|POET, WRITER (ENGLAND)|
BORN 22 Mar 1808, London - DIED 14 Jun 1877, London|
BIRTH NAME Norton, Caroline Elizabeth Sarah
GRAVE LOCATION Lecropt, Stirlingshire: Lecropt Kirk Church (Stirling-Maxwell vault)
Granddaughter of the dramatist Richard Brinsley Sheridan (her father Thomas was his son). When she was sixteen she met George Norton (Lord Grantley's brother) and he fell in love with her immediately. She didn't love him and refused his proposal for marriage. At seventeen she wrote the idylle "Sorrows of Rosalie".
He mother forced her to accept Norton after all and they were married in 1827. She considered him boring and made that clear to him. In return he treated her brutally and frequently beat her. In 1830 Norton lost his seat in Parliament for Guilford. Caroline had met Lord Melbourne in 1831 and Melbourne secured a well paid government job for Norton. In 1836 she left Norton and a trial followed in which Norton tried to prove that she had an affair with Melbourne. He failed to do so and lost the case, but he denied her to see their three children and had the law on his side.
Caroline fought back, writing a pamflet titled "The Natural Claim of a Mother to the Custody of her Children as affected by the Common Law Rights of the Father". This led to a bill into Parliament (introduced by Sir Thomas Talfourd) that passed the House of Commons, but failed to convince the House of Lords. In 1839 she published another pamplet, "A Plain Letter to the Lord Chancellor on the Law of Custody of Infants" and a new bill followed. This Custody of Children Act was accepted by both Commons and Lords.
But Norton sent their children to Scotland so she still couldn't see them. Only when their son William died after a fall from a horse he permitted her to visit the other two children.
In 1840 she published "The Dream, and Other Poems" which gained critical acclaim. In 1845 it was followed by the poem "Child Of The Islands", in which she criticized the social conditions in England. The novel "Stuart of Dunleath" was published in 1851.
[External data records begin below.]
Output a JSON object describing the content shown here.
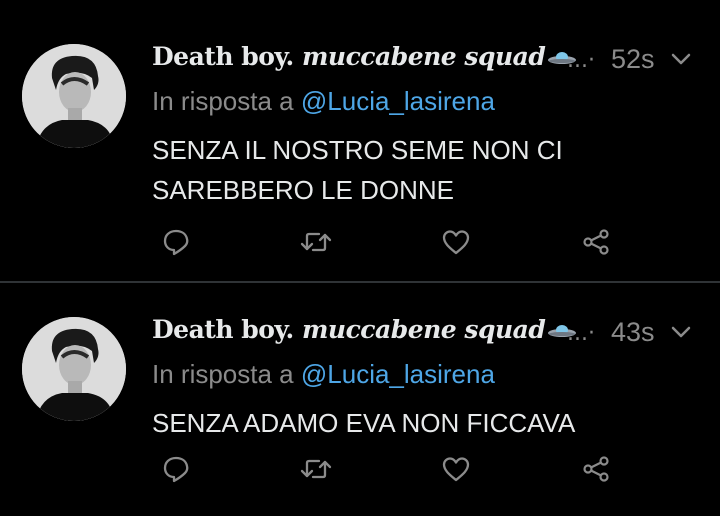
{
  "tweets": [
    {
      "author_name": "Death boy.",
      "author_squad": "muccabene squad",
      "ellipsis": "...·",
      "time": "52s",
      "reply_prefix": "In risposta a",
      "reply_mention": "@Lucia_lasirena",
      "text": "SENZA IL NOSTRO SEME NON CI SAREBBERO LE DONNE"
    },
    {
      "author_name": "Death boy.",
      "author_squad": "muccabene squad",
      "ellipsis": "...·",
      "time": "43s",
      "reply_prefix": "In risposta a",
      "reply_mention": "@Lucia_lasirena",
      "text": "SENZA ADAMO EVA NON FICCAVA"
    }
  ],
  "icons": {
    "reply": "reply-icon",
    "retweet": "retweet-icon",
    "like": "heart-icon",
    "share": "share-icon",
    "menu": "chevron-down-icon",
    "emoji": "ufo-emoji-icon"
  },
  "colors": {
    "background": "#000000",
    "text": "#e7e9ea",
    "muted": "#8b8b8b",
    "mention": "#4ea6e6",
    "divider": "#2f3336"
  }
}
More problems followed, since Norton claimed the modest sum of money that Melbourne had left her at his death. Caroline wrote more pamphlets and in 1857 the Marriage and Divorce Act was passed in Parliament.
She had been friends with baronet Sir William Stirling-Maxwell for most of her life, but she could only marry in 1877 after Norton had died in 1875. Caroline's health was already failing and she died a few months after the marriage.
It was believed that Sir William Stirling-Maxwell was buried in Venice in 1878, but as late as in 1990 it was discovered by coincidence that both his and Caroline's coffin were in the Stirling-Maxwell vault in Lecropt (near Keir).
Novels: "The Wife, and Woman's Reward, two prose tales" (1835); "Stuart of Dunleath" (1851); "Lost and Saved" (1863); "Old Sir Douglas" (1867).
Poetry: "A Voice from the Factories" (1836); "The Dream and Other Poems" (1840); "Aunt Carry's Ballads for Children" (1847); "The Lady of La Garaye" (1862).
was influenced by Beecher Stowe, Harriet
was a friend of Dickens, Charles
knew Haydon, Benjamin
was a friend of Kemble, Fanny
was a friend of Shelley, Mary
was a friend of Trelawny, Edward John
|1/12/1851||Louis Napoleon Bonaparte gives a ball at the Élysée. He was charming and relaxed, allthough he had planned a coup d'État for the next day. One of the guests was Caroline Norton, who was accompanied by the marquis of Douglas. As one of the few, she perceived that Louis Napoleon looked a bit exited. Persigny, Saint-Arnaud, Maupas and Mocquard were all involved in the coup and were all present. Morny had visited the theatre but afterwards he came to the Élysée as well. [Morny, Charles Auguste Louis Joseph, Duc de][Napoleon III Bonaparte]|
Chedzoy, Alan, A Scandalous Woman, The Story of Caroline Norton, Allison & Busby, London, 1992
Ridley, Jasper, Napoleon III and Eugénie, Constable, London, 1979
Winkler Prins Encyclopedie (editie 1909), 1909